◆ What to produce ◆
Read the lines below. Copy out any that hold the string "icon".

◆ Supplied records ◆
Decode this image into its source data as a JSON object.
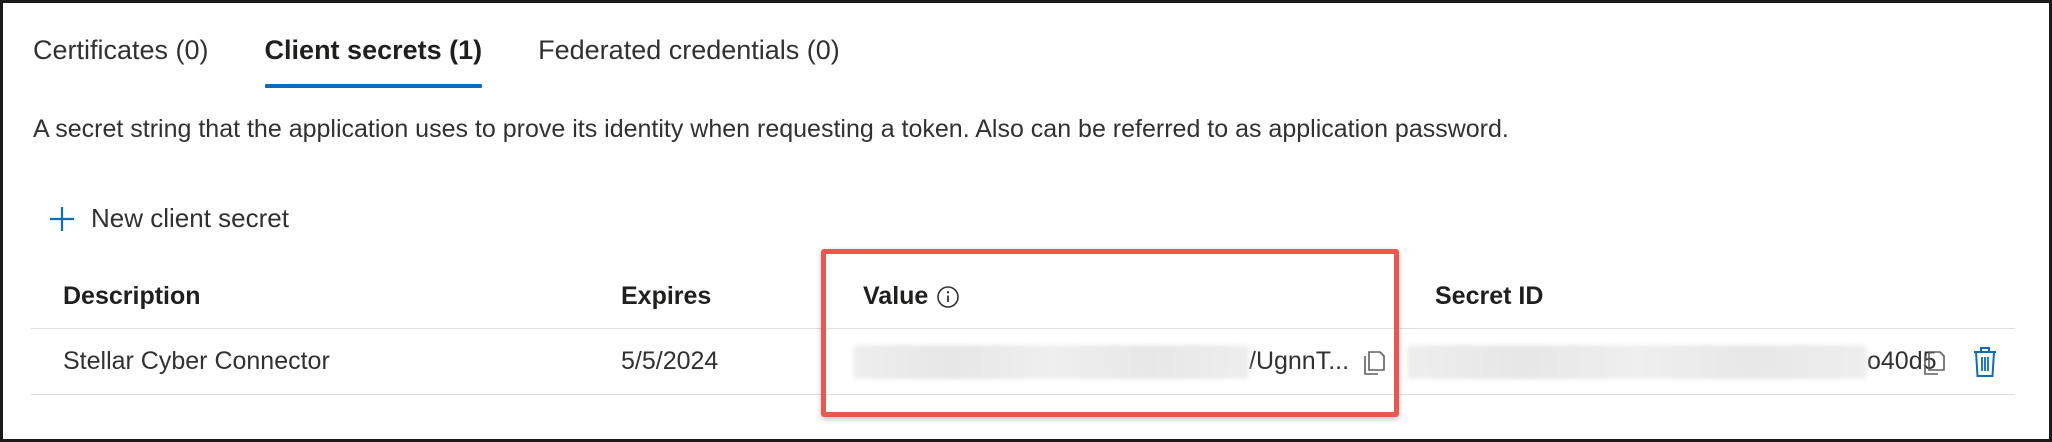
{
  "tabs": [
    {
      "label": "Certificates (0)",
      "active": false
    },
    {
      "label": "Client secrets (1)",
      "active": true
    },
    {
      "label": "Federated credentials (0)",
      "active": false
    }
  ],
  "description": "A secret string that the application uses to prove its identity when requesting a token. Also can be referred to as application password.",
  "actions": {
    "new_secret_label": "New client secret",
    "new_secret_icon": "plus-icon"
  },
  "table": {
    "columns": [
      "Description",
      "Expires",
      "Value",
      "Secret ID"
    ],
    "value_info_icon": "info-icon",
    "rows": [
      {
        "description": "Stellar Cyber Connector",
        "expires": "5/5/2024",
        "value_visible_suffix": "/UgnnT...",
        "secret_id_visible_suffix": "o40d5",
        "copy_icon": "copy-icon",
        "delete_icon": "trash-icon"
      }
    ]
  },
  "colors": {
    "accent": "#0f6cbd",
    "highlight": "#e8584f",
    "text": "#323130"
  }
}
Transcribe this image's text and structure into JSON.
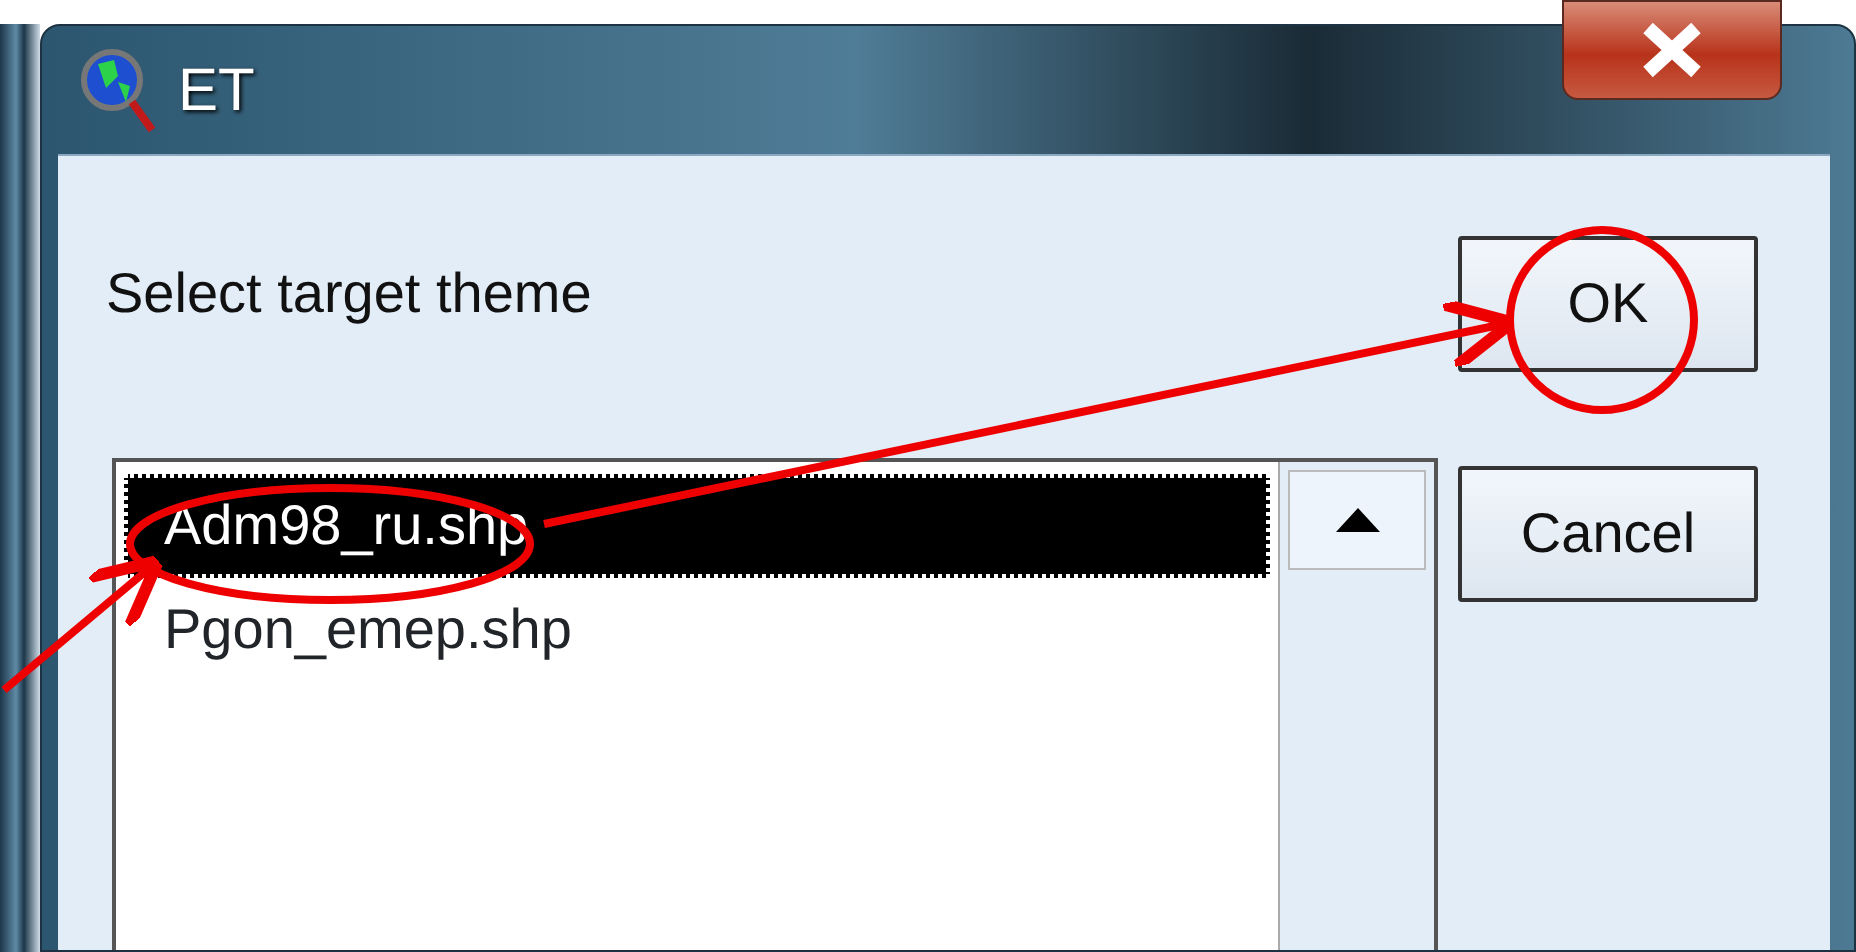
{
  "window": {
    "title": "ET"
  },
  "prompt": "Select target theme",
  "list": {
    "items": [
      {
        "label": "Adm98_ru.shp",
        "selected": true
      },
      {
        "label": "Pgon_emep.shp",
        "selected": false
      }
    ]
  },
  "buttons": [
    {
      "label": "OK"
    },
    {
      "label": "Cancel"
    }
  ]
}
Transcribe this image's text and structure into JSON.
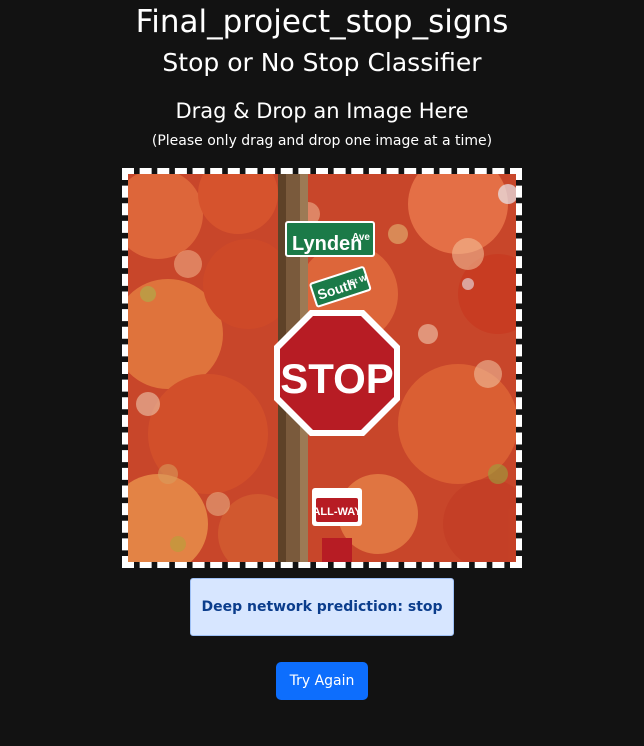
{
  "page": {
    "title": "Final_project_stop_signs",
    "subtitle": "Stop or No Stop Classifier"
  },
  "dropzone": {
    "heading": "Drag & Drop an Image Here",
    "note": "(Please only drag and drop one image at a time)",
    "image": {
      "street_sign_top": "Lynden",
      "street_sign_top_suffix": "Ave",
      "street_sign_bottom": "South",
      "street_sign_bottom_suffix": "St W",
      "stop_sign_text": "STOP",
      "all_way_text": "ALL-WAY"
    }
  },
  "result": {
    "prediction_text": "Deep network prediction: stop"
  },
  "actions": {
    "try_again_label": "Try Again"
  },
  "colors": {
    "background": "#121212",
    "accent": "#0d6efd",
    "prediction_bg": "#d7e6ff",
    "prediction_text": "#0b3d8c"
  }
}
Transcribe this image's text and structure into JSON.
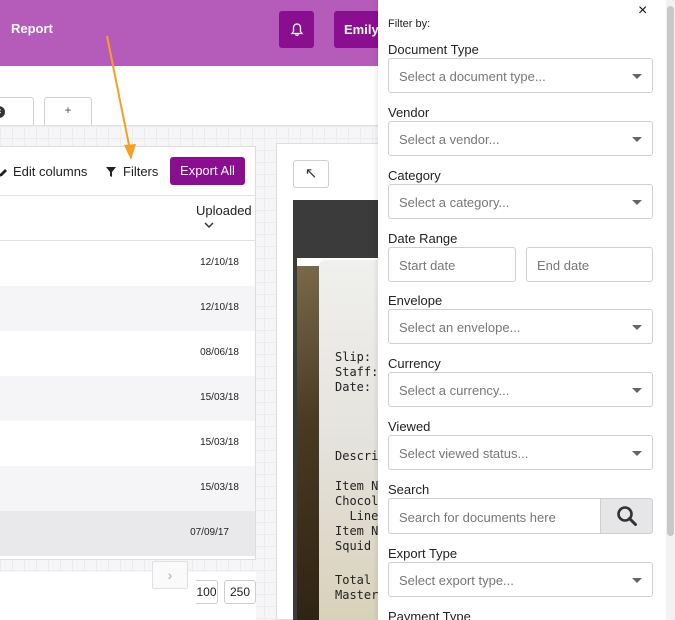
{
  "header": {
    "brand": "Report",
    "user_label": "Emily T"
  },
  "tabs": [
    {
      "icon": "close-icon",
      "label": "×"
    },
    {
      "label": "+"
    }
  ],
  "toolbar": {
    "edit_columns": "Edit columns",
    "filters": "Filters",
    "export_all": "Export All"
  },
  "table": {
    "column_header": "Uploaded",
    "rows": [
      {
        "uploaded": "12/10/18"
      },
      {
        "uploaded": "12/10/18"
      },
      {
        "uploaded": "08/06/18"
      },
      {
        "uploaded": "15/03/18"
      },
      {
        "uploaded": "15/03/18"
      },
      {
        "uploaded": "15/03/18"
      },
      {
        "uploaded": "07/09/17"
      }
    ]
  },
  "pagination": {
    "next": "›",
    "sizes": [
      "100",
      "250"
    ]
  },
  "viewer": {
    "expand": "↖",
    "receipt_lines": [
      "Slip:",
      "Staff:",
      "Date:",
      "Descrip",
      "Item No",
      "Chocola",
      "  Line",
      "Item No",
      "Squid I",
      "Total $",
      "Master C"
    ]
  },
  "filter": {
    "close": "×",
    "title": "Filter by:",
    "document_type": {
      "label": "Document Type",
      "placeholder": "Select a document type..."
    },
    "vendor": {
      "label": "Vendor",
      "placeholder": "Select a vendor..."
    },
    "category": {
      "label": "Category",
      "placeholder": "Select a category..."
    },
    "date_range": {
      "label": "Date Range",
      "start": "Start date",
      "end": "End date"
    },
    "envelope": {
      "label": "Envelope",
      "placeholder": "Select an envelope..."
    },
    "currency": {
      "label": "Currency",
      "placeholder": "Select a currency..."
    },
    "viewed": {
      "label": "Viewed",
      "placeholder": "Select viewed status..."
    },
    "search": {
      "label": "Search",
      "placeholder": "Search for documents here"
    },
    "export_type": {
      "label": "Export Type",
      "placeholder": "Select export type..."
    },
    "payment_type": {
      "label": "Payment Type"
    }
  },
  "colors": {
    "header_bg": "#b55bba",
    "accent": "#8a0f90",
    "annotation": "#f5a023"
  }
}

◆ Solution ◆
    "new_secret_icon": "plus-icon"
    "value_info_icon": "info-icon",
        "copy_icon": "copy-icon",
        "delete_icon": "trash-icon"
      "icon": "close-icon",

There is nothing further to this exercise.